┏━━

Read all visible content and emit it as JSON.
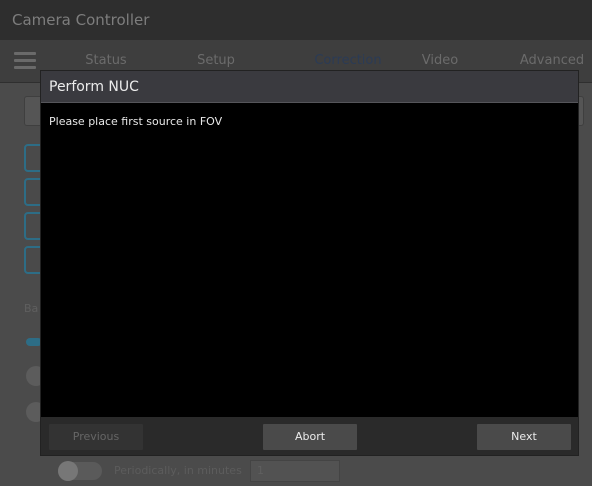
{
  "app": {
    "title": "Camera Controller"
  },
  "tabs": [
    {
      "label": "Status"
    },
    {
      "label": "Setup"
    },
    {
      "label": "Correction",
      "active": true
    },
    {
      "label": "Video"
    },
    {
      "label": "Advanced"
    }
  ],
  "background": {
    "section_label": "Ba",
    "bottom_label": "Periodically, in minutes",
    "bottom_value": "1"
  },
  "dialog": {
    "title": "Perform NUC",
    "message": "Please place first source in FOV",
    "buttons": {
      "previous": "Previous",
      "abort": "Abort",
      "next": "Next"
    }
  },
  "colors": {
    "accent": "#2d6d86",
    "dialog_bg": "#000000",
    "overlay": "#4b4b4b"
  }
}
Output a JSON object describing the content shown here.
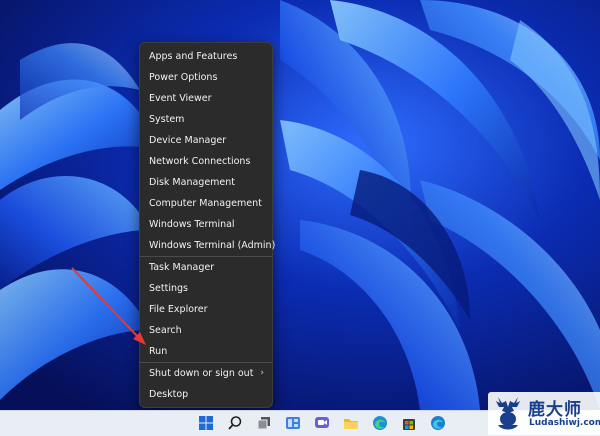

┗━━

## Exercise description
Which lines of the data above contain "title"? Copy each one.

## Response to this exercise
    "title": "Camera Controller"
    "title": "Perform NUC",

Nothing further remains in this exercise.